**WHAT YOU HAVE TO DO:** The records are to be copied exactly and in full.

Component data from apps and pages
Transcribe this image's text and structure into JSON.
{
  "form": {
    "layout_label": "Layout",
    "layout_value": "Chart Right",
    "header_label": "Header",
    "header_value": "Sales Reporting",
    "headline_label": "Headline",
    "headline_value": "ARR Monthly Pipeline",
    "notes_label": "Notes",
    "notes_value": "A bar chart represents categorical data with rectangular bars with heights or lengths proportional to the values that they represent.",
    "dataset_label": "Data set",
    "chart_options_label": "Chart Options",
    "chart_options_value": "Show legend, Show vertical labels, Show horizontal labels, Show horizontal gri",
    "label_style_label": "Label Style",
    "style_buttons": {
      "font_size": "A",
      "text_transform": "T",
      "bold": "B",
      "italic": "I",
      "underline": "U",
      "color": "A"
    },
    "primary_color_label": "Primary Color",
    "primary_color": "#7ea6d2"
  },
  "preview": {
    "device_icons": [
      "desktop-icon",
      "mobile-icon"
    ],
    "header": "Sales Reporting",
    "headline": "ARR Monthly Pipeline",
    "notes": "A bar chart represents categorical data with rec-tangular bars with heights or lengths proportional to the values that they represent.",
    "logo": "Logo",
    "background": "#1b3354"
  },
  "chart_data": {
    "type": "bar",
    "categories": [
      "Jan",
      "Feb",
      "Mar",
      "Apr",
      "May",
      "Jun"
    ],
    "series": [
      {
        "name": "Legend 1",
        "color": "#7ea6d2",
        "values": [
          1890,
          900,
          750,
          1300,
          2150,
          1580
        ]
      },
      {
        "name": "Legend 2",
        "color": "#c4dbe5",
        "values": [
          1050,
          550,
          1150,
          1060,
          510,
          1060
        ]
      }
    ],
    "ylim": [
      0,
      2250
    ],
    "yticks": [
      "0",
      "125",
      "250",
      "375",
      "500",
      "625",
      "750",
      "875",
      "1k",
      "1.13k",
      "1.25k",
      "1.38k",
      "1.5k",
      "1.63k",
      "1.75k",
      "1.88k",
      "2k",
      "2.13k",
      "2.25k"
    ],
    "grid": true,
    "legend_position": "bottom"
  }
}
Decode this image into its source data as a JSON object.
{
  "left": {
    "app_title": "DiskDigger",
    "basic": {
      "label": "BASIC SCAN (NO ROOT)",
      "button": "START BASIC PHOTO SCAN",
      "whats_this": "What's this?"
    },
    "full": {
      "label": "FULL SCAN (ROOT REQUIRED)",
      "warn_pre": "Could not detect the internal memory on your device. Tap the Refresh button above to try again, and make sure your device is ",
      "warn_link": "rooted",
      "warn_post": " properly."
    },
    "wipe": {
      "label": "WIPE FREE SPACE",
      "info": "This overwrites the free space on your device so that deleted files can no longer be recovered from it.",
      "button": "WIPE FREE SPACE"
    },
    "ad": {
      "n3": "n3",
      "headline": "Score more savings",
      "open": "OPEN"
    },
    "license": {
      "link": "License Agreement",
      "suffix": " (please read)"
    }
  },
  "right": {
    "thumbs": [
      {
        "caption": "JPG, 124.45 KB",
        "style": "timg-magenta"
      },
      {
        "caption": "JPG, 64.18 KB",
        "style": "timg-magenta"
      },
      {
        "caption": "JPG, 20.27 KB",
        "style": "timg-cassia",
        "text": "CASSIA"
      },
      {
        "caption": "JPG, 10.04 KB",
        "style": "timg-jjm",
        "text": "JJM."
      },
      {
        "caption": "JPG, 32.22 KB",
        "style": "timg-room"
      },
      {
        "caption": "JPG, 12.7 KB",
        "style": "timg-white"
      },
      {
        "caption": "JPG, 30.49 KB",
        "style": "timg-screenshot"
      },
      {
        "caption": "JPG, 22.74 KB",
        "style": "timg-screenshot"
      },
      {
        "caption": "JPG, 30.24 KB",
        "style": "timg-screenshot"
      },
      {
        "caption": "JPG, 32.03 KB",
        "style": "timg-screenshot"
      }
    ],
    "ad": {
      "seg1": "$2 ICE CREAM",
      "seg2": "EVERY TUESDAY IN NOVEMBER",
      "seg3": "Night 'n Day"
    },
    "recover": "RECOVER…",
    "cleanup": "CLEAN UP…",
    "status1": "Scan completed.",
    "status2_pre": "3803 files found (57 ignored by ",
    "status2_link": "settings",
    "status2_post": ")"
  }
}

**ANSWER:**
Transcribe this image's text and structure into JSON.
{
  "form": {
    "layout_label": "Layout",
    "layout_value": "Chart Right",
    "header_label": "Header",
    "header_value": "Sales Reporting",
    "headline_label": "Headline",
    "headline_value": "ARR Monthly Pipeline",
    "notes_label": "Notes",
    "notes_value": "A bar chart represents categorical data with rectangular bars with heights or lengths proportional to the values that they represent.",
    "dataset_label": "Data set",
    "chart_options_label": "Chart Options",
    "chart_options_value": "Show legend, Show vertical labels, Show horizontal labels, Show horizontal gri",
    "label_style_label": "Label Style",
    "style_buttons": {
      "font_size": "A",
      "text_transform": "T",
      "bold": "B",
      "italic": "I",
      "underline": "U",
      "color": "A"
    },
    "primary_color_label": "Primary Color",
    "primary_color": "#7ea6d2"
  },
  "preview": {
    "device_icons": [
      "desktop-icon",
      "mobile-icon"
    ],
    "header": "Sales Reporting",
    "headline": "ARR Monthly Pipeline",
    "notes": "A bar chart represents categorical data with rec-tangular bars with heights or lengths proportional to the values that they represent.",
    "logo": "Logo",
    "background": "#1b3354"
  },
  "chart_data": {
    "type": "bar",
    "categories": [
      "Jan",
      "Feb",
      "Mar",
      "Apr",
      "May",
      "Jun"
    ],
    "series": [
      {
        "name": "Legend 1",
        "color": "#7ea6d2",
        "values": [
          1890,
          900,
          750,
          1300,
          2150,
          1580
        ]
      },
      {
        "name": "Legend 2",
        "color": "#c4dbe5",
        "values": [
          1050,
          550,
          1150,
          1060,
          510,
          1060
        ]
      }
    ],
    "ylim": [
      0,
      2250
    ],
    "yticks": [
      "0",
      "125",
      "250",
      "375",
      "500",
      "625",
      "750",
      "875",
      "1k",
      "1.13k",
      "1.25k",
      "1.38k",
      "1.5k",
      "1.63k",
      "1.75k",
      "1.88k",
      "2k",
      "2.13k",
      "2.25k"
    ],
    "grid": true,
    "legend_position": "bottom"
  }
}
Decode this image into its source data as a JSON object.
{
  "left": {
    "app_title": "DiskDigger",
    "basic": {
      "label": "BASIC SCAN (NO ROOT)",
      "button": "START BASIC PHOTO SCAN",
      "whats_this": "What's this?"
    },
    "full": {
      "label": "FULL SCAN (ROOT REQUIRED)",
      "warn_pre": "Could not detect the internal memory on your device. Tap the Refresh button above to try again, and make sure your device is ",
      "warn_link": "rooted",
      "warn_post": " properly."
    },
    "wipe": {
      "label": "WIPE FREE SPACE",
      "info": "This overwrites the free space on your device so that deleted files can no longer be recovered from it.",
      "button": "WIPE FREE SPACE"
    },
    "ad": {
      "n3": "n3",
      "headline": "Score more savings",
      "open": "OPEN"
    },
    "license": {
      "link": "License Agreement",
      "suffix": " (please read)"
    }
  },
  "right": {
    "thumbs": [
      {
        "caption": "JPG, 124.45 KB",
        "style": "timg-magenta"
      },
      {
        "caption": "JPG, 64.18 KB",
        "style": "timg-magenta"
      },
      {
        "caption": "JPG, 20.27 KB",
        "style": "timg-cassia",
        "text": "CASSIA"
      },
      {
        "caption": "JPG, 10.04 KB",
        "style": "timg-jjm",
        "text": "JJM."
      },
      {
        "caption": "JPG, 32.22 KB",
        "style": "timg-room"
      },
      {
        "caption": "JPG, 12.7 KB",
        "style": "timg-white"
      },
      {
        "caption": "JPG, 30.49 KB",
        "style": "timg-screenshot"
      },
      {
        "caption": "JPG, 22.74 KB",
        "style": "timg-screenshot"
      },
      {
        "caption": "JPG, 30.24 KB",
        "style": "timg-screenshot"
      },
      {
        "caption": "JPG, 32.03 KB",
        "style": "timg-screenshot"
      }
    ],
    "ad": {
      "seg1": "$2 ICE CREAM",
      "seg2": "EVERY TUESDAY IN NOVEMBER",
      "seg3": "Night 'n Day"
    },
    "recover": "RECOVER…",
    "cleanup": "CLEAN UP…",
    "status1": "Scan completed.",
    "status2_pre": "3803 files found (57 ignored by ",
    "status2_link": "settings",
    "status2_post": ")"
  }
}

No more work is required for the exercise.